**Assigned task**
Would you find each line in the entries below with the string "Links" and copy it?

** Opening Records for this task block **

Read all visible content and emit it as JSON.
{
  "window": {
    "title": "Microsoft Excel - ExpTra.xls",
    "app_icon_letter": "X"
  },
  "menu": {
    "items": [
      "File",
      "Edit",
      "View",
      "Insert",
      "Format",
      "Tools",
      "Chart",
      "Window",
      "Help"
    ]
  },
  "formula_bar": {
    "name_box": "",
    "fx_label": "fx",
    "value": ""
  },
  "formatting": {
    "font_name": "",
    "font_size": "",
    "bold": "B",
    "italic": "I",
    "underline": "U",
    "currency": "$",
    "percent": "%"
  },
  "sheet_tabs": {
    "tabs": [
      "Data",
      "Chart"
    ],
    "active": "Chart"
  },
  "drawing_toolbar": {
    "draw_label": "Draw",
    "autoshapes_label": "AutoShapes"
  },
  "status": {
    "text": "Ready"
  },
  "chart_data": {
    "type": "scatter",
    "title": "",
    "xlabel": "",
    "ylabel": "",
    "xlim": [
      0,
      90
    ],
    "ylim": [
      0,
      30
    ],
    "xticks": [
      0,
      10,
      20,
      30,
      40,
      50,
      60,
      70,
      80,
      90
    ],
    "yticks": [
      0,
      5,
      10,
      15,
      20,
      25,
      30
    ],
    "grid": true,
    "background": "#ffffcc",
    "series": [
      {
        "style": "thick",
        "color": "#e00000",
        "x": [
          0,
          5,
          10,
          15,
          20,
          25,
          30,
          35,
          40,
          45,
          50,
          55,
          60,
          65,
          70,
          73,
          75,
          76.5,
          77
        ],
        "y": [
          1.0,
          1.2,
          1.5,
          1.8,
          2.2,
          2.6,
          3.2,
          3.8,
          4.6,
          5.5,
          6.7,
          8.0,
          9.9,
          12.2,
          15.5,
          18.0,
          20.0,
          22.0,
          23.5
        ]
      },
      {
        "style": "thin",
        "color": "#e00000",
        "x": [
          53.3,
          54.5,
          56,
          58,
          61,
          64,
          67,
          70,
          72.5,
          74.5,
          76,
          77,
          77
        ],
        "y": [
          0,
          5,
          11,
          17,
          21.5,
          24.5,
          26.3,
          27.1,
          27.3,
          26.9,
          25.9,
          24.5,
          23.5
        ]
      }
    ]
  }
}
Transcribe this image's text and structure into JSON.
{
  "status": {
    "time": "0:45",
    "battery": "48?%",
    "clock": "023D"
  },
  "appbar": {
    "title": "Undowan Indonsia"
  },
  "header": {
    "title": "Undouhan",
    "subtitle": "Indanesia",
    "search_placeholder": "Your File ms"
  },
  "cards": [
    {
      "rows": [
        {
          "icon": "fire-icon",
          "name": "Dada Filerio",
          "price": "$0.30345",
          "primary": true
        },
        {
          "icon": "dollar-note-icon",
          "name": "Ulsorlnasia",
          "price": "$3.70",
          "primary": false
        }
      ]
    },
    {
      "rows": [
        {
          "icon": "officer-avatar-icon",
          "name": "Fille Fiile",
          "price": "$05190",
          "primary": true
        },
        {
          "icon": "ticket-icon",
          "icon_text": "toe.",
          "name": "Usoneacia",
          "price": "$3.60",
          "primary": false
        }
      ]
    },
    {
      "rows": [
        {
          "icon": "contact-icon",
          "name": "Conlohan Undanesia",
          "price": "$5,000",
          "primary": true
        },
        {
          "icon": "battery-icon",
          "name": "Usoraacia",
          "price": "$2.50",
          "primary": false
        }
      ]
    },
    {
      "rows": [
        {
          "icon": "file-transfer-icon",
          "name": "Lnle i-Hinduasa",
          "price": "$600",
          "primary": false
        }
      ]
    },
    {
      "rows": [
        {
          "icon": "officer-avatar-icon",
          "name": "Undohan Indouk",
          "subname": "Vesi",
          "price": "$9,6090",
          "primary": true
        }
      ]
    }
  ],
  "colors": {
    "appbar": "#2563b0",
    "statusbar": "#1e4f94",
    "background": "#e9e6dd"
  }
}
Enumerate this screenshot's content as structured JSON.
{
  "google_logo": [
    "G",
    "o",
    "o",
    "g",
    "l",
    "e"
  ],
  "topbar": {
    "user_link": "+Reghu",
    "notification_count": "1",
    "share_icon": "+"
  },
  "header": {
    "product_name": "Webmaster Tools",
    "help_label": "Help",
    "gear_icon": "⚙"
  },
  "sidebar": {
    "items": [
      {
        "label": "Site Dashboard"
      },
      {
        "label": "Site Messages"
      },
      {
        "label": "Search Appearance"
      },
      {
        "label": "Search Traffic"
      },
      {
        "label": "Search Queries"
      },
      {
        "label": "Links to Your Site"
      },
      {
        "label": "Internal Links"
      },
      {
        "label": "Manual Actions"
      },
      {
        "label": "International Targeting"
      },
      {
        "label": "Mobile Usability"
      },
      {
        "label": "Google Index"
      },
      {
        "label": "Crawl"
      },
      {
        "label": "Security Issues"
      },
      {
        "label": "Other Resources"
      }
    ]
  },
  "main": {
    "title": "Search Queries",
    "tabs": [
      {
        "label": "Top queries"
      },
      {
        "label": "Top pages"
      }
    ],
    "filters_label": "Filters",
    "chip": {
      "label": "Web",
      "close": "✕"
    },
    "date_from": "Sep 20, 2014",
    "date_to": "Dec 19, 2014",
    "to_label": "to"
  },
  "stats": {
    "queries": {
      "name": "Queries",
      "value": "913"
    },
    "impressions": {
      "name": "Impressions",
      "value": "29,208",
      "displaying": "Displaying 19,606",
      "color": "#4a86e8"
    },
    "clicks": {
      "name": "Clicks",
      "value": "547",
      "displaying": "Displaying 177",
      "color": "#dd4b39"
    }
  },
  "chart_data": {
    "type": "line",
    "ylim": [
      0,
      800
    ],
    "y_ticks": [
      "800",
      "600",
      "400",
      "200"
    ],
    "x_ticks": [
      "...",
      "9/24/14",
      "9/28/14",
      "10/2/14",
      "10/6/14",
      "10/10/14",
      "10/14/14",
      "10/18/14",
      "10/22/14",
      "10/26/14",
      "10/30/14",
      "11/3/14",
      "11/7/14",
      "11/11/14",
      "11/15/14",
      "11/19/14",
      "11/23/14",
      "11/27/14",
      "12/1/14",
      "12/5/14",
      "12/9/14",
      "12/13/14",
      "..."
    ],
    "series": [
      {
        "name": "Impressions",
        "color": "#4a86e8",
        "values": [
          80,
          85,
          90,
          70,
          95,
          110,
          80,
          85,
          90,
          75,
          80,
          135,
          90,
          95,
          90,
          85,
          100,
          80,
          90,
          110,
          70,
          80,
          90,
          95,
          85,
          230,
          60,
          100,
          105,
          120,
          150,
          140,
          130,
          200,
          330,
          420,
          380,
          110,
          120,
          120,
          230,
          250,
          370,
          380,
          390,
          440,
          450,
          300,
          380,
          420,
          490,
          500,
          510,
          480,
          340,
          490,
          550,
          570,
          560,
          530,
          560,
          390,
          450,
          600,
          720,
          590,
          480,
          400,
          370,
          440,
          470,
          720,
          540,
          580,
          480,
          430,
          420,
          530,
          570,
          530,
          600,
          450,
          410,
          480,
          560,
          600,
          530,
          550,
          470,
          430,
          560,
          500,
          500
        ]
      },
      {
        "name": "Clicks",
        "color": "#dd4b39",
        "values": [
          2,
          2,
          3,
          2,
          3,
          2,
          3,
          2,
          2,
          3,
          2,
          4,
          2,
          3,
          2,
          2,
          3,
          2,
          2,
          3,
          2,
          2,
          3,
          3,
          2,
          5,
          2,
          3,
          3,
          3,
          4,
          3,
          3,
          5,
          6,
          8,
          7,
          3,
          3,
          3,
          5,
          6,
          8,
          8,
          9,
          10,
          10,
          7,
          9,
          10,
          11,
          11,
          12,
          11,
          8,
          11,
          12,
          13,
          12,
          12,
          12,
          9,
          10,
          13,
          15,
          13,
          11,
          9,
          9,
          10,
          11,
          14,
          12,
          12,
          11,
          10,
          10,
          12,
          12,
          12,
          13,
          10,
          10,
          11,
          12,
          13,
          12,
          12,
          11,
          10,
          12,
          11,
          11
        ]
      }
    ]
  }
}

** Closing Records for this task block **

**Exercise result**
        "label": "Links to Your Site"
        "label": "Internal Links"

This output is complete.